By Len Monheit
As I spoke about last week, the North American nutraceutical marketplace has several touchpoints with the realities of global economics. International issues have a direct and frequently significant impact on our industry, and in no position on the value chain is this more significant than in the raw materials area. Weather and other forces can have an immediate and material impact on raw materials, and many of the ingredients used for both food and supplement applications actually have their foundation as commodities, trading at a market-based ‘commodity’ price at somewhere along the proprietary extract’s evolution into a nutraceutical. This market-traded price and principle makes it all the more baffling that brokers and traders frequently offer raw materials at below a theoretically calculated price. This math ‘challenge’ facing the marketplace is a real cause for concern, made more challenging by the absence of analytical methods to substantiate what the fundamental math would tell you – if it sounds too good to be true – it likely is.

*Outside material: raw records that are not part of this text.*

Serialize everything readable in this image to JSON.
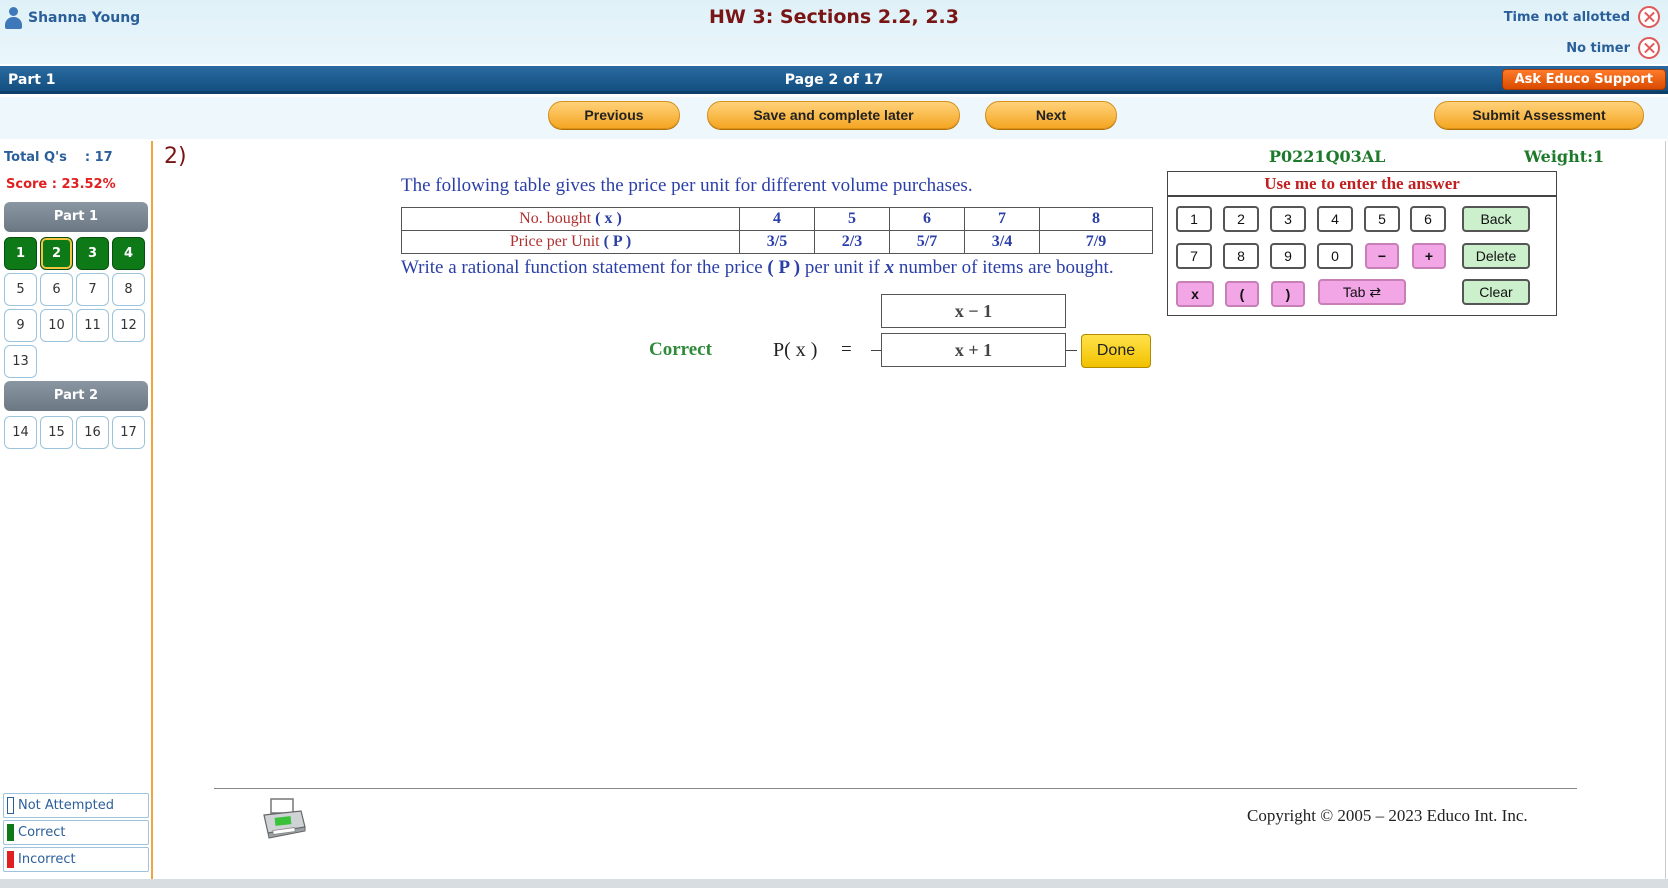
{
  "header": {
    "user_name": "Shanna Young",
    "title": "HW 3: Sections 2.2, 2.3",
    "time_status": "Time not allotted",
    "timer_status": "No timer",
    "part_label": "Part 1",
    "page_label": "Page 2 of 17",
    "support_label": "Ask Educo Support"
  },
  "nav": {
    "previous": "Previous",
    "save": "Save and complete later",
    "next": "Next",
    "submit": "Submit Assessment"
  },
  "sidebar": {
    "total_label": "Total Q's    : 17",
    "score_label": "Score : 23.52%",
    "part1": "Part 1",
    "part2": "Part 2",
    "part1_questions": [
      {
        "n": "1",
        "status": "correct"
      },
      {
        "n": "2",
        "status": "correct"
      },
      {
        "n": "3",
        "status": "correct"
      },
      {
        "n": "4",
        "status": "correct"
      },
      {
        "n": "5",
        "status": "not-attempted"
      },
      {
        "n": "6",
        "status": "not-attempted"
      },
      {
        "n": "7",
        "status": "not-attempted"
      },
      {
        "n": "8",
        "status": "not-attempted"
      },
      {
        "n": "9",
        "status": "not-attempted"
      },
      {
        "n": "10",
        "status": "not-attempted"
      },
      {
        "n": "11",
        "status": "not-attempted"
      },
      {
        "n": "12",
        "status": "not-attempted"
      },
      {
        "n": "13",
        "status": "not-attempted"
      }
    ],
    "part2_questions": [
      {
        "n": "14",
        "status": "not-attempted"
      },
      {
        "n": "15",
        "status": "not-attempted"
      },
      {
        "n": "16",
        "status": "not-attempted"
      },
      {
        "n": "17",
        "status": "not-attempted"
      }
    ],
    "legend": {
      "not_attempted": "Not Attempted",
      "correct": "Correct",
      "incorrect": "Incorrect"
    },
    "colors": {
      "correct": "#0d7a17",
      "incorrect": "#e02020",
      "not_attempted": "#ffffff"
    }
  },
  "question": {
    "number": "2)",
    "id": "P0221Q03AL",
    "weight": "Weight:1",
    "intro": "The following table gives the price per unit for different volume purchases.",
    "row1_label_pre": "No. bought ",
    "row1_var": "( x )",
    "row2_label_pre": "Price per Unit ",
    "row2_var": "( P )",
    "x_values": [
      "4",
      "5",
      "6",
      "7",
      "8"
    ],
    "p_values": [
      "3/5",
      "2/3",
      "5/7",
      "3/4",
      "7/9"
    ],
    "prompt_pre": "Write a rational function statement for the price ",
    "prompt_var_p": "( P )",
    "prompt_mid": " per unit if ",
    "prompt_var_x": "x",
    "prompt_post": " number of items are bought."
  },
  "answer": {
    "status": "Correct",
    "func": "P( x )",
    "equals": "=",
    "numerator": "x − 1",
    "denominator": "x + 1",
    "done_label": "Done"
  },
  "keypad": {
    "title": "Use me to enter the answer",
    "row1": [
      "1",
      "2",
      "3",
      "4",
      "5",
      "6"
    ],
    "row2": [
      "7",
      "8",
      "9",
      "0"
    ],
    "minus": "−",
    "plus": "+",
    "x": "x",
    "lparen": "(",
    "rparen": ")",
    "tab": "Tab ⇄",
    "back": "Back",
    "delete": "Delete",
    "clear": "Clear"
  },
  "footer": {
    "copyright": "Copyright © 2005 – 2023 Educo Int. Inc."
  }
}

Loren Israelsen has, on several occasions, made a presentation going through some of the economics of production, establishing that the amount of ‘active’ in bottles at a certain price-point on shelves must be negligible or certainly insignificant. In those presentations he also describes the variability in market pricing (you can get product for anywhere from $1-$30 per bottle appearing exactly the same) as a barrier to market stability and credibility. If consumers are faced with a choice that wide, either they’re fundamentally confused, or they’ll go with what they perceive to be best value, and once again, in the absence of analytical support, enforcement and self-regulation, this would often direct them to lower-active, less efficacious products and ‘discount’ brands.

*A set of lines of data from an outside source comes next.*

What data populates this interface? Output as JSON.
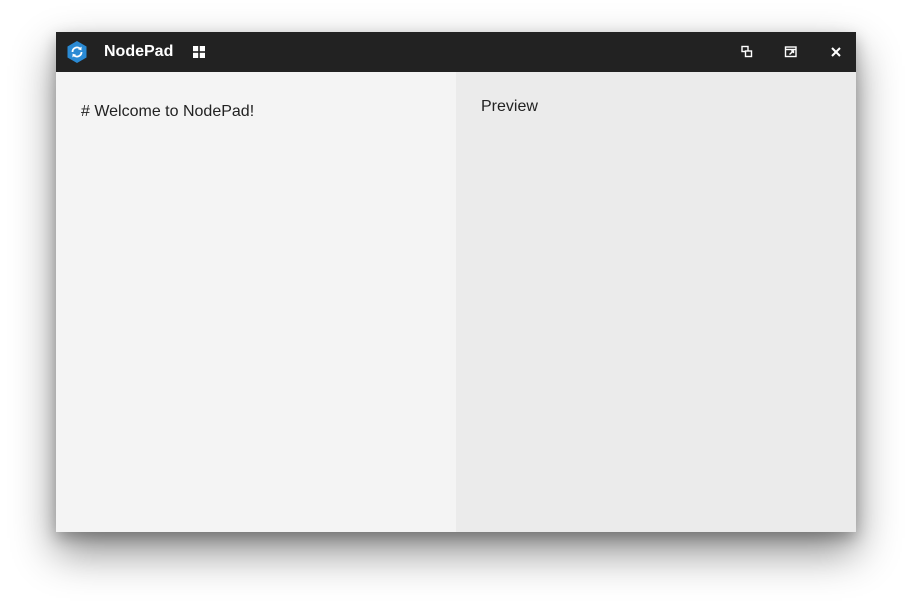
{
  "app": {
    "title": "NodePad",
    "logo_icon": "hexagon-sync-logo",
    "accent_color": "#2a8ad4"
  },
  "titlebar": {
    "background": "#222222",
    "layout_icon": "grid-icon",
    "controls": [
      {
        "name": "restore-window-button",
        "icon": "restore-icon"
      },
      {
        "name": "popout-window-button",
        "icon": "popout-icon"
      },
      {
        "name": "close-window-button",
        "icon": "close-icon"
      }
    ]
  },
  "editor": {
    "content": "# Welcome to NodePad!",
    "background": "#f4f4f4"
  },
  "preview": {
    "label": "Preview",
    "background": "#ebebeb"
  }
}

Recent dialogue with many in the ingredient community indicates a continued frustration at purchasers buying on ‘cents’ rather than ‘sense’. One ingredient company I spoke to at SupplySide West commented to me that even though their Quality Control had failed almost one third of incoming lots of a particular raw material that was already in North American warehouses, none of the failed material ever got shipped back to its origin.
Perplexing? Not really. You see, less scrupulous companies quickly snapped up the inferior material and have placed it on the North American market where consumers even now are buying finished products containing questionable inputs.
Let’s take a different look at this issue, this time with one product in particular - bilberry, with background information courtesy of a European ingredient manufacturer:
- Bilberry fruits on the bulk market costs approximately €3.30 per kg. In $'s ~ $4.62 per kg. One needs 100 kg bilberry fruit to make 1 kg bilberry 25 so $462 per kg.
- Assume minimal cost of manufacturing (plant, energy, solvents, laboratory, labor and other costs) ~ $100 per kg
- Total Production Cost ~ $562 per kg (without margin, reseller commission, logistic costs etc.)
- Companies in North America apparently are buying bilberry at $450 and below.
Is something wrong with this picture?
The company goes on to describe material it has evaluated over recent months, including, as one would expect, a correlation between price and anthocyanoside levels, and in fact, serious questions about the lower priced material as to whether the material actually contains any bilberry at all.
The statement above is slightly complicated by another fundamental industry challenge. In the absence of validated and accepted methods, one can argue that different labs might obtain different results, essentially blurring that part of the issue from a QC standpoint. One would hope that companies with decades of experience with the ingredient would have some analytical expertise, but the issue of analytical methods remains an Achilles heel when it comes to proving that some ingredients are not what they claim.
Specifically, our European company observed “the anthocyanoside levels were often only in the range of 2-10%. In addition frequently only one anthocyanoside peak was present - symptomatic of the extract being made from another fruit such as cherry or elderberry. Bilberry fruit should have around 15 different peaks.”
Let’s go back to the economic argument above for a minute. Let’s say a company challenged the production cost, saying that through labor and an innovative production technology, they had been able to produce bilberry 25% anthocyanosides at a 30% lower price. (which theoretically they would have to do if the above numbers are correct and profit is to be made.) Or let’s say the company had located an extremely high active component therefore lowering actual raw material cost. (and it would have to be significantly different from the native profile to seriously impact overall cost.) In either case, theoretically, ingredient cost would be reduced.
One problem though. If the technology has that dramatic an effect, or the material is that abnormally active, would that then not constitute a significant change in the profile and characteristics, even phytoactivity and potentially safety of the ingredient? Could one then not argue that an NDI should be filed or additional safety studies (or at least bioequivalence) should be conducted?
These remain fundamental issues and challenges facing the ingredient community. All too often, they are the challenges faced only by the ingredient community. There are signals that there is change afoot – changes in relationships, expectations, analytical support and other factors – changes overdue.
Returning to the economic argument for a second, I cannot help but wonder whether the calculation, publication and communication of a theoretical practical minimum price for commodity-based (not commodity) ingredients might not be a useful tool in quickly identifying the most obvious ‘too good to be true’ infractions in our marketplace. In a more cynical moment, I have to accept that for some buyers it wouldn’t make any difference. For consumers, however, that’s another issue, and proving that the lowest theoretical cost to consumers is well above some finished product pricing might be an interesting, productive and credibility building exercise.